▶ [THE PROBLEM] The records underneath are to be repeated exactly, with the pictures left out.

▶ [INFORMATION PROVIDED]
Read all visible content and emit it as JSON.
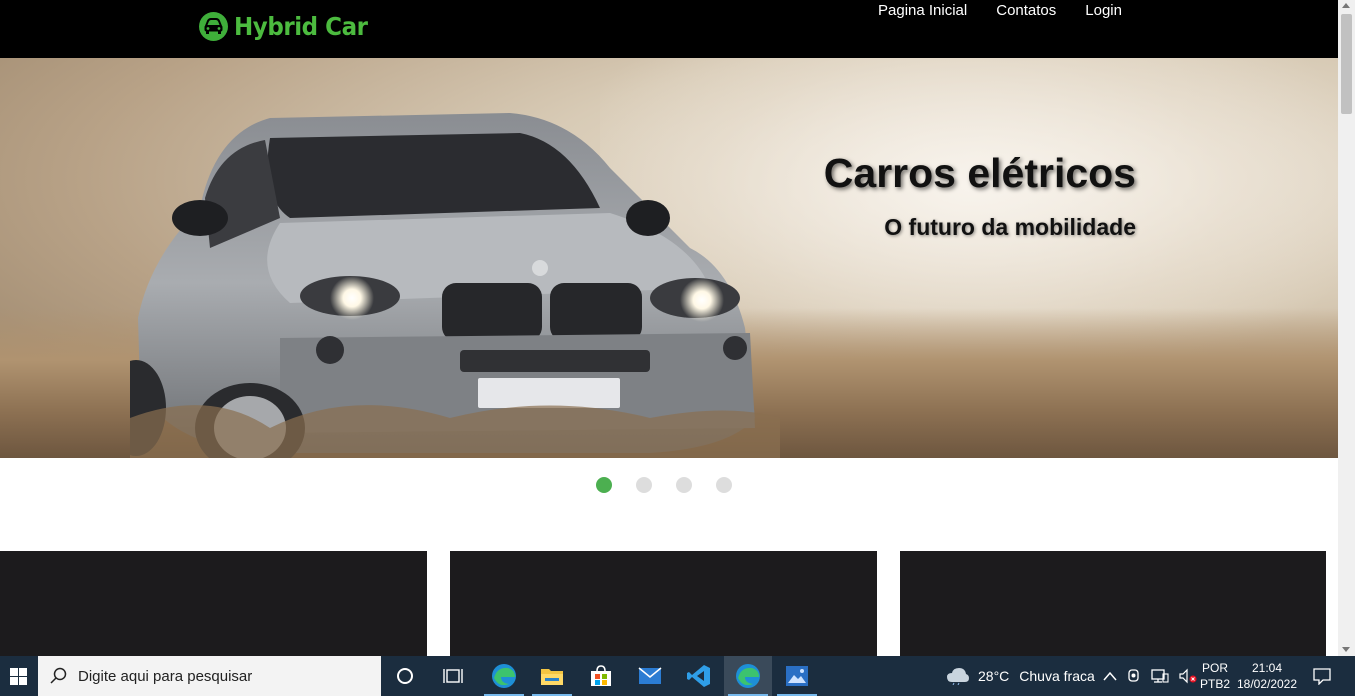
{
  "header": {
    "logo_text": "Hybrid Car",
    "nav": [
      {
        "label": "Pagina Inicial"
      },
      {
        "label": "Contatos"
      },
      {
        "label": "Login"
      }
    ]
  },
  "hero": {
    "title": "Carros elétricos",
    "subtitle": "O futuro da mobilidade",
    "slides_count": 4,
    "active_slide": 1
  },
  "taskbar": {
    "search_placeholder": "Digite aqui para pesquisar",
    "weather": {
      "temp": "28°C",
      "condition": "Chuva fraca"
    },
    "language": {
      "line1": "POR",
      "line2": "PTB2"
    },
    "clock": {
      "time": "21:04",
      "date": "18/02/2022"
    },
    "apps": [
      "cortana-icon",
      "task-view-icon",
      "edge-icon",
      "file-explorer-icon",
      "store-icon",
      "mail-icon",
      "vscode-icon",
      "edge-active-icon",
      "photos-icon"
    ]
  },
  "colors": {
    "brand_green": "#4cbb3f",
    "active_dot": "#4caf50",
    "taskbar": "#1b2d3f",
    "card_bg": "#1c1b1d"
  }
}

▶ [ANSWER TO THE EXERCISE]
Read all visible content and emit it as JSON.
{
  "header": {
    "logo_text": "Hybrid Car",
    "nav": [
      {
        "label": "Pagina Inicial"
      },
      {
        "label": "Contatos"
      },
      {
        "label": "Login"
      }
    ]
  },
  "hero": {
    "title": "Carros elétricos",
    "subtitle": "O futuro da mobilidade",
    "slides_count": 4,
    "active_slide": 1
  },
  "taskbar": {
    "search_placeholder": "Digite aqui para pesquisar",
    "weather": {
      "temp": "28°C",
      "condition": "Chuva fraca"
    },
    "language": {
      "line1": "POR",
      "line2": "PTB2"
    },
    "clock": {
      "time": "21:04",
      "date": "18/02/2022"
    },
    "apps": [
      "cortana-icon",
      "task-view-icon",
      "edge-icon",
      "file-explorer-icon",
      "store-icon",
      "mail-icon",
      "vscode-icon",
      "edge-active-icon",
      "photos-icon"
    ]
  },
  "colors": {
    "brand_green": "#4cbb3f",
    "active_dot": "#4caf50",
    "taskbar": "#1b2d3f",
    "card_bg": "#1c1b1d"
  }
}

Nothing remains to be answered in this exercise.